Task -> The entries below are to be repeated exactly, with the pictures left out.

(Data records for software interfaces)
========================================================================

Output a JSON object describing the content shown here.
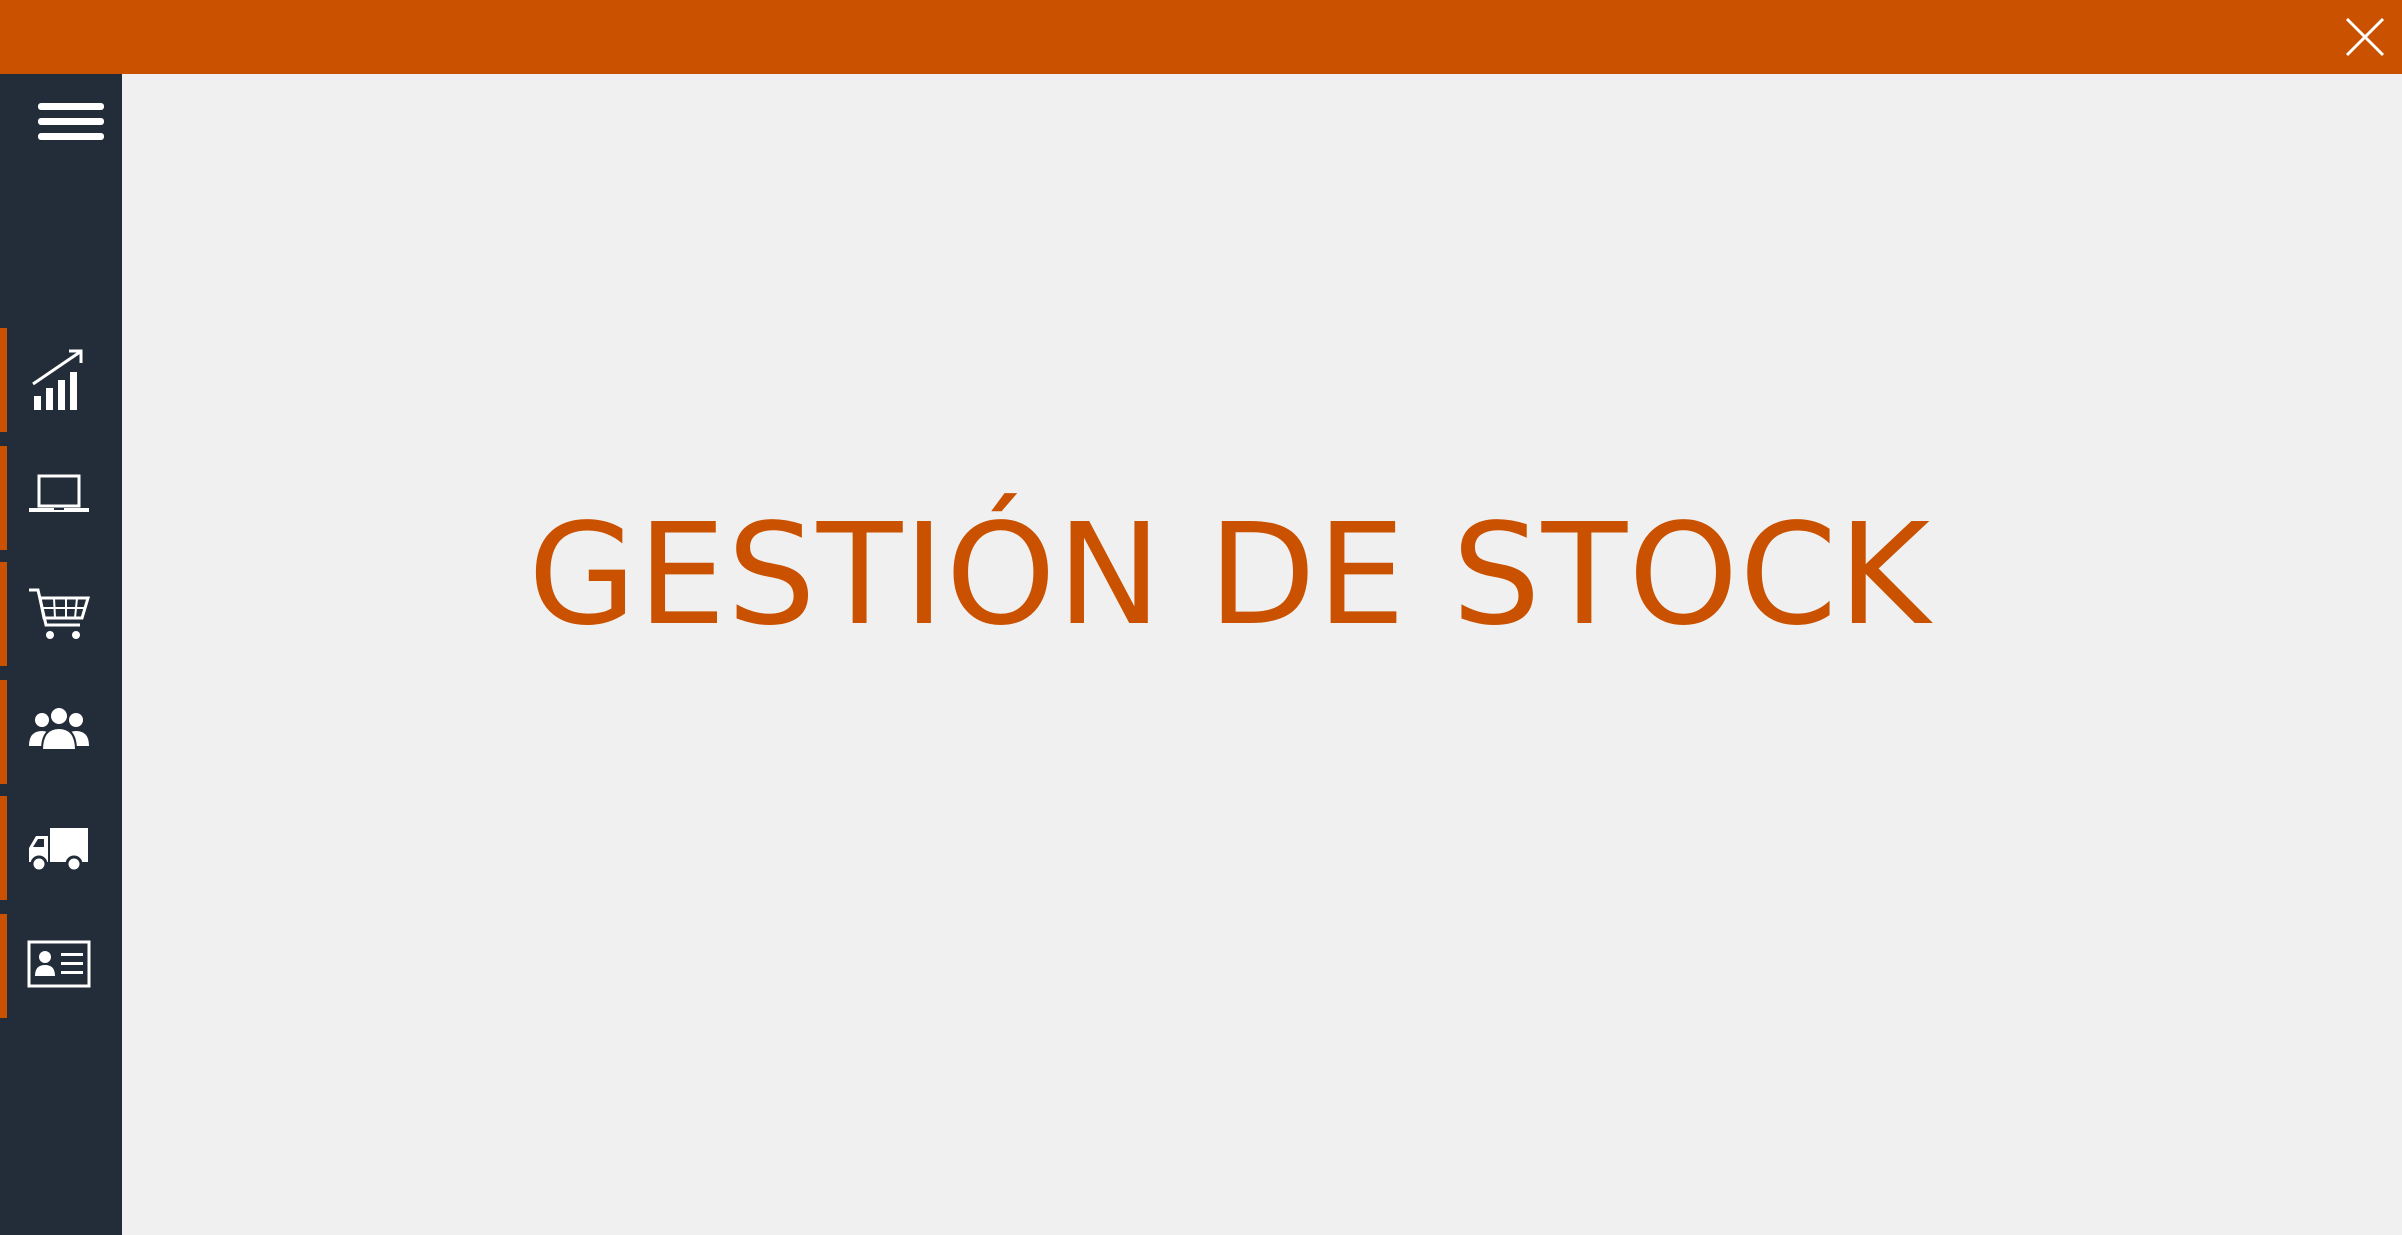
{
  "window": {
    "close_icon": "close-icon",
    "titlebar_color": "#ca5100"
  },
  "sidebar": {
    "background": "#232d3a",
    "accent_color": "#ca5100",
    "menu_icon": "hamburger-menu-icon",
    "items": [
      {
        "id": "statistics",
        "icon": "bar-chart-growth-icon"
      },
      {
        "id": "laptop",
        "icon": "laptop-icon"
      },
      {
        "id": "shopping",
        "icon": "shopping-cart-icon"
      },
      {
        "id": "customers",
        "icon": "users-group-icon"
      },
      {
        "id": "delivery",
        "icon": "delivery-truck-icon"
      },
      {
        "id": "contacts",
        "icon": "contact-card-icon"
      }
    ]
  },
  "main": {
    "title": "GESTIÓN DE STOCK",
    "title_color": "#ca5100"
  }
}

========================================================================

Answer space ->
Output a JSON object describing the content shown here.
{
  "window": {
    "close_icon": "close-icon",
    "titlebar_color": "#ca5100"
  },
  "sidebar": {
    "background": "#232d3a",
    "accent_color": "#ca5100",
    "menu_icon": "hamburger-menu-icon",
    "items": [
      {
        "id": "statistics",
        "icon": "bar-chart-growth-icon"
      },
      {
        "id": "laptop",
        "icon": "laptop-icon"
      },
      {
        "id": "shopping",
        "icon": "shopping-cart-icon"
      },
      {
        "id": "customers",
        "icon": "users-group-icon"
      },
      {
        "id": "delivery",
        "icon": "delivery-truck-icon"
      },
      {
        "id": "contacts",
        "icon": "contact-card-icon"
      }
    ]
  },
  "main": {
    "title": "GESTIÓN DE STOCK",
    "title_color": "#ca5100"
  }
}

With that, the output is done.